## WORK TO BE COMPLETED
Below are records; write all of them out exactly.

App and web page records
--------------------
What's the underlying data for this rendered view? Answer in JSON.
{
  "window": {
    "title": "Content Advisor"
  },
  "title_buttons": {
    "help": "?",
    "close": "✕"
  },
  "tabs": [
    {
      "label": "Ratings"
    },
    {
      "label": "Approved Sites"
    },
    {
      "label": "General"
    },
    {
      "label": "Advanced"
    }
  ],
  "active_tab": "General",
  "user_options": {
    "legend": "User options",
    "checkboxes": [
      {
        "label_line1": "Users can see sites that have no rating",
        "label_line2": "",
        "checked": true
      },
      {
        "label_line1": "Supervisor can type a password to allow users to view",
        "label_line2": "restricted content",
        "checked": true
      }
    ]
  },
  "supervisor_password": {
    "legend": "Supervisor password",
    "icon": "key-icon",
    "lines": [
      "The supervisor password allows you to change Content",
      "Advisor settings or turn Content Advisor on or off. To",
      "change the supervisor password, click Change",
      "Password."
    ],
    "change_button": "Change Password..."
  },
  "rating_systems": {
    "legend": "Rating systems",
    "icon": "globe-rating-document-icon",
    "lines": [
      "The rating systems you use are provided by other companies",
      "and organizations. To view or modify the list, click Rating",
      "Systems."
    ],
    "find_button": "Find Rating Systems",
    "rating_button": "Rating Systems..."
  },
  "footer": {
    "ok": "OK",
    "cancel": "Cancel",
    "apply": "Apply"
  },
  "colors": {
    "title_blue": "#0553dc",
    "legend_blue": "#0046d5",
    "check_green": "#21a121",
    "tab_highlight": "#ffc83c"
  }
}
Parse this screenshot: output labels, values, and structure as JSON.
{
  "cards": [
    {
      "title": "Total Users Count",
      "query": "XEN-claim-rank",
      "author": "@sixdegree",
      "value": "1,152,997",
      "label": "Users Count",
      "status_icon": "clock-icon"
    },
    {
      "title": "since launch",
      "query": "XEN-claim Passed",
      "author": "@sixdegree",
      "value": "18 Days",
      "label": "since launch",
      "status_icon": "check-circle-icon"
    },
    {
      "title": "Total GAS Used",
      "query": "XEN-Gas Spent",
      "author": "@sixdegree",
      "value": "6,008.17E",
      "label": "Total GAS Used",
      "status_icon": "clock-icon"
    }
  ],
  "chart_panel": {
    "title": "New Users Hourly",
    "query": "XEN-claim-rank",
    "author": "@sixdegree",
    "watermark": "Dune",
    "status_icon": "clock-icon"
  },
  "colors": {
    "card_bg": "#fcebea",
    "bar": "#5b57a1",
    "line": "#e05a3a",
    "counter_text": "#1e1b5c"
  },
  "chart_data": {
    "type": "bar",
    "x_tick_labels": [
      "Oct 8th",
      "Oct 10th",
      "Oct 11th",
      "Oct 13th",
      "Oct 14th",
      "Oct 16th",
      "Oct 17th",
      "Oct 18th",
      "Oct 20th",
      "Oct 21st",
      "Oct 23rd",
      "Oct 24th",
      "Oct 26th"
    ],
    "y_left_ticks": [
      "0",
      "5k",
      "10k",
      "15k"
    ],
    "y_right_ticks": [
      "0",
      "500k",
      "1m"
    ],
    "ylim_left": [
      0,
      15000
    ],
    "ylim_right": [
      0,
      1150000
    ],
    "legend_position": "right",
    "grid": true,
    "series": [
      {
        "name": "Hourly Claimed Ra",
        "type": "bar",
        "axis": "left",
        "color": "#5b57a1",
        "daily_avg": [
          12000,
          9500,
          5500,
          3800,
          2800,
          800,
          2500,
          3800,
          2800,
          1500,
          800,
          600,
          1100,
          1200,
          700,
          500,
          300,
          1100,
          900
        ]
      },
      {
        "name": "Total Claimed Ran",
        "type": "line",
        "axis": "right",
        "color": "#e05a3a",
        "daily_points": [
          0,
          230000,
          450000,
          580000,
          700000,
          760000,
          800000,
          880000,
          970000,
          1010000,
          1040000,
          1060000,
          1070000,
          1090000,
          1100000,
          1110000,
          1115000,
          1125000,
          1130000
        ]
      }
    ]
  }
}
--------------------
## OUTPUT FOR THIS EXERCISE
What's the underlying data for this rendered view? Answer in JSON.
{
  "window": {
    "title": "Content Advisor"
  },
  "title_buttons": {
    "help": "?",
    "close": "✕"
  },
  "tabs": [
    {
      "label": "Ratings"
    },
    {
      "label": "Approved Sites"
    },
    {
      "label": "General"
    },
    {
      "label": "Advanced"
    }
  ],
  "active_tab": "General",
  "user_options": {
    "legend": "User options",
    "checkboxes": [
      {
        "label_line1": "Users can see sites that have no rating",
        "label_line2": "",
        "checked": true
      },
      {
        "label_line1": "Supervisor can type a password to allow users to view",
        "label_line2": "restricted content",
        "checked": true
      }
    ]
  },
  "supervisor_password": {
    "legend": "Supervisor password",
    "icon": "key-icon",
    "lines": [
      "The supervisor password allows you to change Content",
      "Advisor settings or turn Content Advisor on or off. To",
      "change the supervisor password, click Change",
      "Password."
    ],
    "change_button": "Change Password..."
  },
  "rating_systems": {
    "legend": "Rating systems",
    "icon": "globe-rating-document-icon",
    "lines": [
      "The rating systems you use are provided by other companies",
      "and organizations. To view or modify the list, click Rating",
      "Systems."
    ],
    "find_button": "Find Rating Systems",
    "rating_button": "Rating Systems..."
  },
  "footer": {
    "ok": "OK",
    "cancel": "Cancel",
    "apply": "Apply"
  },
  "colors": {
    "title_blue": "#0553dc",
    "legend_blue": "#0046d5",
    "check_green": "#21a121",
    "tab_highlight": "#ffc83c"
  }
}
Parse this screenshot: output labels, values, and structure as JSON.
{
  "cards": [
    {
      "title": "Total Users Count",
      "query": "XEN-claim-rank",
      "author": "@sixdegree",
      "value": "1,152,997",
      "label": "Users Count",
      "status_icon": "clock-icon"
    },
    {
      "title": "since launch",
      "query": "XEN-claim Passed",
      "author": "@sixdegree",
      "value": "18 Days",
      "label": "since launch",
      "status_icon": "check-circle-icon"
    },
    {
      "title": "Total GAS Used",
      "query": "XEN-Gas Spent",
      "author": "@sixdegree",
      "value": "6,008.17E",
      "label": "Total GAS Used",
      "status_icon": "clock-icon"
    }
  ],
  "chart_panel": {
    "title": "New Users Hourly",
    "query": "XEN-claim-rank",
    "author": "@sixdegree",
    "watermark": "Dune",
    "status_icon": "clock-icon"
  },
  "colors": {
    "card_bg": "#fcebea",
    "bar": "#5b57a1",
    "line": "#e05a3a",
    "counter_text": "#1e1b5c"
  },
  "chart_data": {
    "type": "bar",
    "x_tick_labels": [
      "Oct 8th",
      "Oct 10th",
      "Oct 11th",
      "Oct 13th",
      "Oct 14th",
      "Oct 16th",
      "Oct 17th",
      "Oct 18th",
      "Oct 20th",
      "Oct 21st",
      "Oct 23rd",
      "Oct 24th",
      "Oct 26th"
    ],
    "y_left_ticks": [
      "0",
      "5k",
      "10k",
      "15k"
    ],
    "y_right_ticks": [
      "0",
      "500k",
      "1m"
    ],
    "ylim_left": [
      0,
      15000
    ],
    "ylim_right": [
      0,
      1150000
    ],
    "legend_position": "right",
    "grid": true,
    "series": [
      {
        "name": "Hourly Claimed Ra",
        "type": "bar",
        "axis": "left",
        "color": "#5b57a1",
        "daily_avg": [
          12000,
          9500,
          5500,
          3800,
          2800,
          800,
          2500,
          3800,
          2800,
          1500,
          800,
          600,
          1100,
          1200,
          700,
          500,
          300,
          1100,
          900
        ]
      },
      {
        "name": "Total Claimed Ran",
        "type": "line",
        "axis": "right",
        "color": "#e05a3a",
        "daily_points": [
          0,
          230000,
          450000,
          580000,
          700000,
          760000,
          800000,
          880000,
          970000,
          1010000,
          1040000,
          1060000,
          1070000,
          1090000,
          1100000,
          1110000,
          1115000,
          1125000,
          1130000
        ]
      }
    ]
  }
}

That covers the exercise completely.